WHAT YOU NEED TO DO :: Select from the records below every line that has the word "console" in it.

LISTED RECORDS ::
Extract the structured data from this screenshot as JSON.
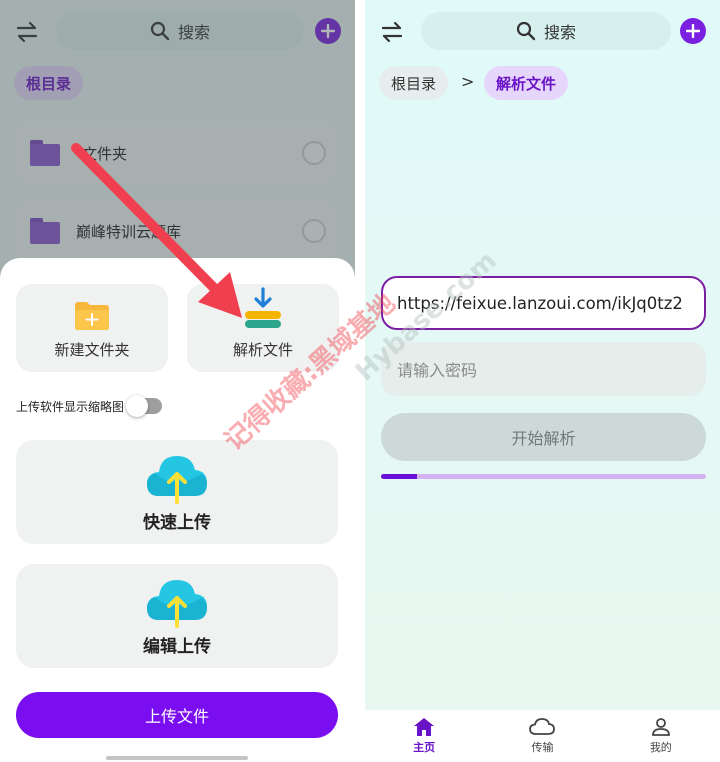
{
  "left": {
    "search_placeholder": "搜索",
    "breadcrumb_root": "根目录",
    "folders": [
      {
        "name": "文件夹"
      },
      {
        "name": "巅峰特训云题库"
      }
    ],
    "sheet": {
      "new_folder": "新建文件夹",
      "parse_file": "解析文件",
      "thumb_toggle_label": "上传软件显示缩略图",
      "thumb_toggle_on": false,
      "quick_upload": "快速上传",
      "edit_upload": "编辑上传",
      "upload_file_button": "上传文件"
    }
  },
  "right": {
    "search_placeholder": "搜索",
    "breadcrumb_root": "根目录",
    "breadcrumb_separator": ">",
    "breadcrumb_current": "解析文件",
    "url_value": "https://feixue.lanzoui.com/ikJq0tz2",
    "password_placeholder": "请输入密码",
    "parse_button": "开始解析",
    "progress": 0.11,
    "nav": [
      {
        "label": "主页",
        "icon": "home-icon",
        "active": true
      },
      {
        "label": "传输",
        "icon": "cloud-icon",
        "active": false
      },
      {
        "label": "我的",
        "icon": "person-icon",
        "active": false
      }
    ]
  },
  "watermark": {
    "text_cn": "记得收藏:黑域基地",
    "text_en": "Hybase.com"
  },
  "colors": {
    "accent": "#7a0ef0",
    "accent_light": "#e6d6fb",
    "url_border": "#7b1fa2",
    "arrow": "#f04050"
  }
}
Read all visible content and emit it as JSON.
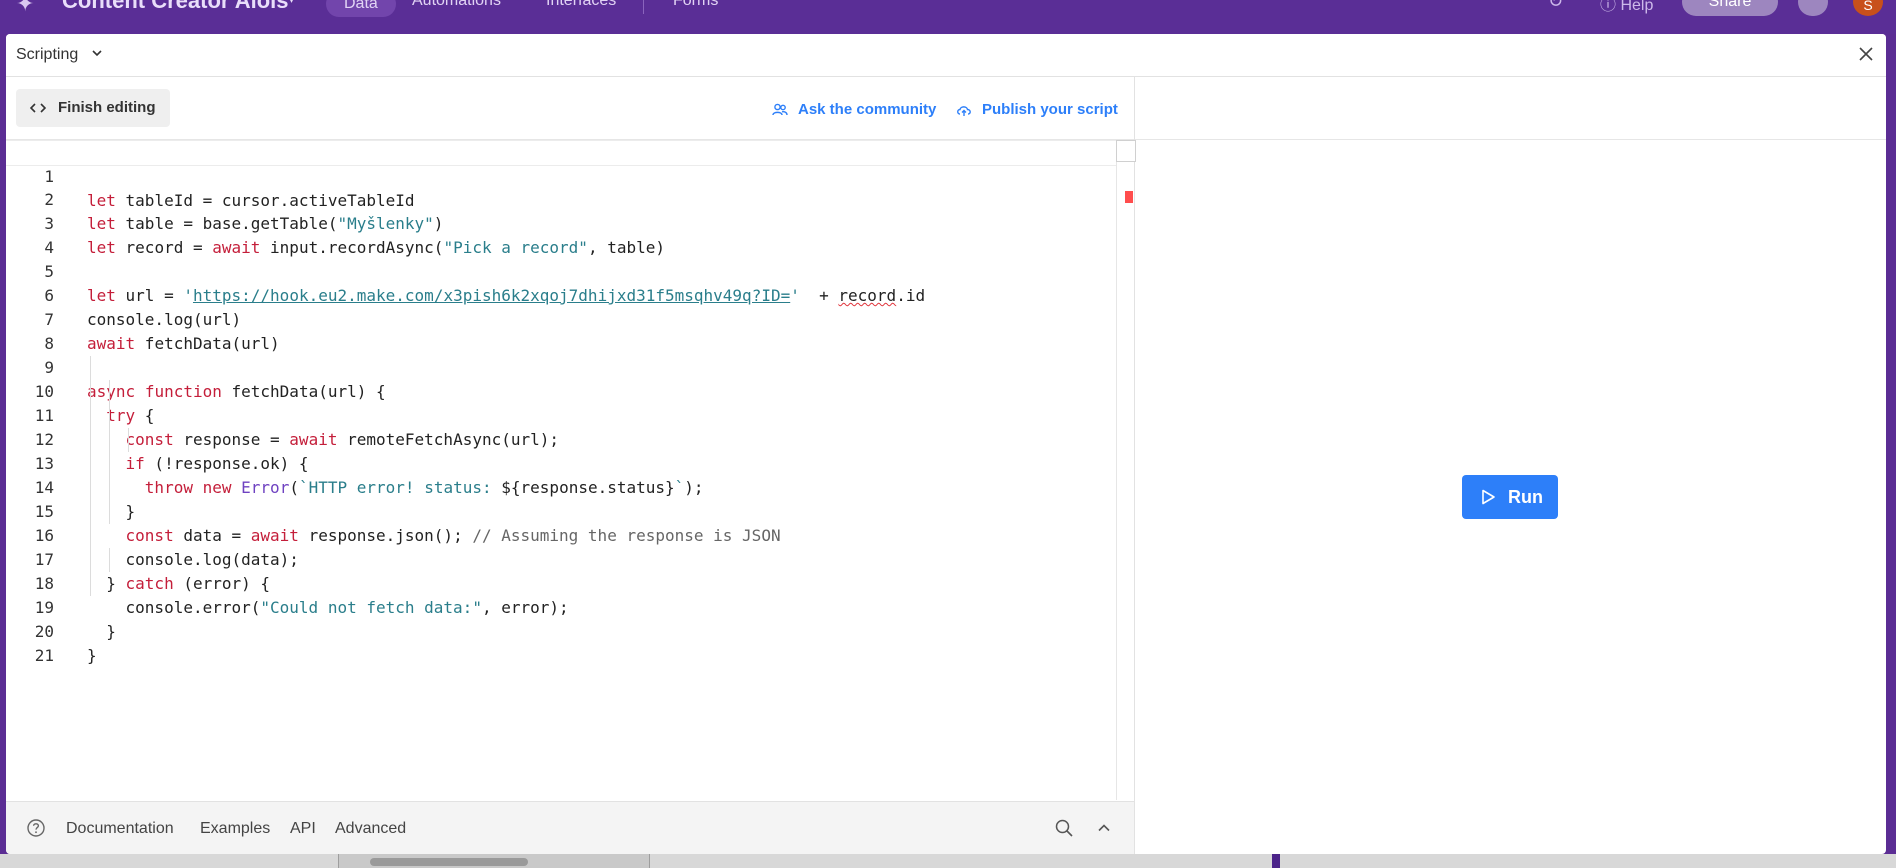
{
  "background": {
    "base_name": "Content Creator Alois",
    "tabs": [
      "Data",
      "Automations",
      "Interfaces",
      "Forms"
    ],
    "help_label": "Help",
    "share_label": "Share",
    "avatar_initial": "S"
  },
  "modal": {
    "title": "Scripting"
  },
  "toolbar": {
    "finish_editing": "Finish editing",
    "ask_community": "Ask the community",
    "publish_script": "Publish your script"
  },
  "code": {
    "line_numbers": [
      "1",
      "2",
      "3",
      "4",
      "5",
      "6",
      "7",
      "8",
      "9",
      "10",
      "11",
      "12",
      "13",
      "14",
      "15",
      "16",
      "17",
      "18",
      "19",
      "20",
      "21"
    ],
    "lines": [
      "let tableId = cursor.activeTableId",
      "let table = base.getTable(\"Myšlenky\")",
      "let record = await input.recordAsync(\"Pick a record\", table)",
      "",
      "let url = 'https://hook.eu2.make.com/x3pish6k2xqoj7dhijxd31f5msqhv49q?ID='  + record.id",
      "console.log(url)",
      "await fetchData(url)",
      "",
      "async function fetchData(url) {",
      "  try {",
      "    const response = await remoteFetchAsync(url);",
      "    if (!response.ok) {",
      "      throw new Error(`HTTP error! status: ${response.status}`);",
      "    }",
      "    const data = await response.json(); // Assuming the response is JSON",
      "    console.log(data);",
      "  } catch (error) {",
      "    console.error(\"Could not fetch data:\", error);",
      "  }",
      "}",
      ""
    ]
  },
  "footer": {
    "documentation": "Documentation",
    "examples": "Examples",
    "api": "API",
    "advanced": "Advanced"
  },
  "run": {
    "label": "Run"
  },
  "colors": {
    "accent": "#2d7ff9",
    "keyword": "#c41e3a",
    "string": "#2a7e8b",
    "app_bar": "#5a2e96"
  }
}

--

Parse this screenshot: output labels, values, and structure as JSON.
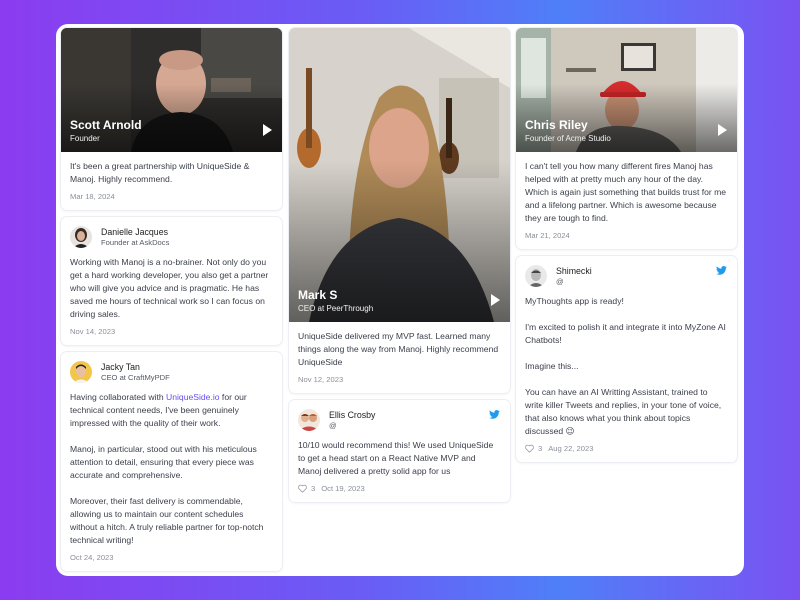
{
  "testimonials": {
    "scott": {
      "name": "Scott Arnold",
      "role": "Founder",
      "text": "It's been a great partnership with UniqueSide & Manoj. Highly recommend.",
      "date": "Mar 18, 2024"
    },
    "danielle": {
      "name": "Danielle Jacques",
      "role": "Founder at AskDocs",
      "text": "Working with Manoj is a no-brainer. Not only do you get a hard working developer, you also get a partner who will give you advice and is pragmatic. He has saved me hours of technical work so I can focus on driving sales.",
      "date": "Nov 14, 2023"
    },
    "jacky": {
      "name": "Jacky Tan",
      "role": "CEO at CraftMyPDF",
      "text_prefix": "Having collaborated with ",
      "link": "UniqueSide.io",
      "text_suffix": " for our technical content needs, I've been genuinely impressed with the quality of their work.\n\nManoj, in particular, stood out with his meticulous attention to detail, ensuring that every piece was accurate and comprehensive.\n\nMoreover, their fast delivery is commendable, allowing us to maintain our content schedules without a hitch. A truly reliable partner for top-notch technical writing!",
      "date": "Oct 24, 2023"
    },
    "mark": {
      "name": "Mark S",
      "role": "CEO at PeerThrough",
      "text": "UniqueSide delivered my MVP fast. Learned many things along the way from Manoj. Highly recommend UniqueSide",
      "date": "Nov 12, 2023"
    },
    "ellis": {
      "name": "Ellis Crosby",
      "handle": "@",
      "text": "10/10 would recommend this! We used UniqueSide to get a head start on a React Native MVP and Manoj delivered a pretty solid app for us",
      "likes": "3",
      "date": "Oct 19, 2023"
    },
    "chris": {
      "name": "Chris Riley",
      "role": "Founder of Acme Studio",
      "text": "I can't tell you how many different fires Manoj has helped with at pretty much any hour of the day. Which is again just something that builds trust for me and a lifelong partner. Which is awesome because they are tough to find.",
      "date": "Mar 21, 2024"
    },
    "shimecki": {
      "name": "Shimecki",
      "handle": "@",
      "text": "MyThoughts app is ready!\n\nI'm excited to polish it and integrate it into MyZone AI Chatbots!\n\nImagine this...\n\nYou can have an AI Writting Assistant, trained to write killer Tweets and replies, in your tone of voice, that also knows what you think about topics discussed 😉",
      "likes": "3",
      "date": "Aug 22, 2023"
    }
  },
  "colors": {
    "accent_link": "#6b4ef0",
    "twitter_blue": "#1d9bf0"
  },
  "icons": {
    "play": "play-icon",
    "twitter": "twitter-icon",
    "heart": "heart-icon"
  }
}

RESULT FOR THIS EXERCISE ::
      "console.log(url)",
      "    console.log(data);",
      "    console.error(\"Could not fetch data:\", error);",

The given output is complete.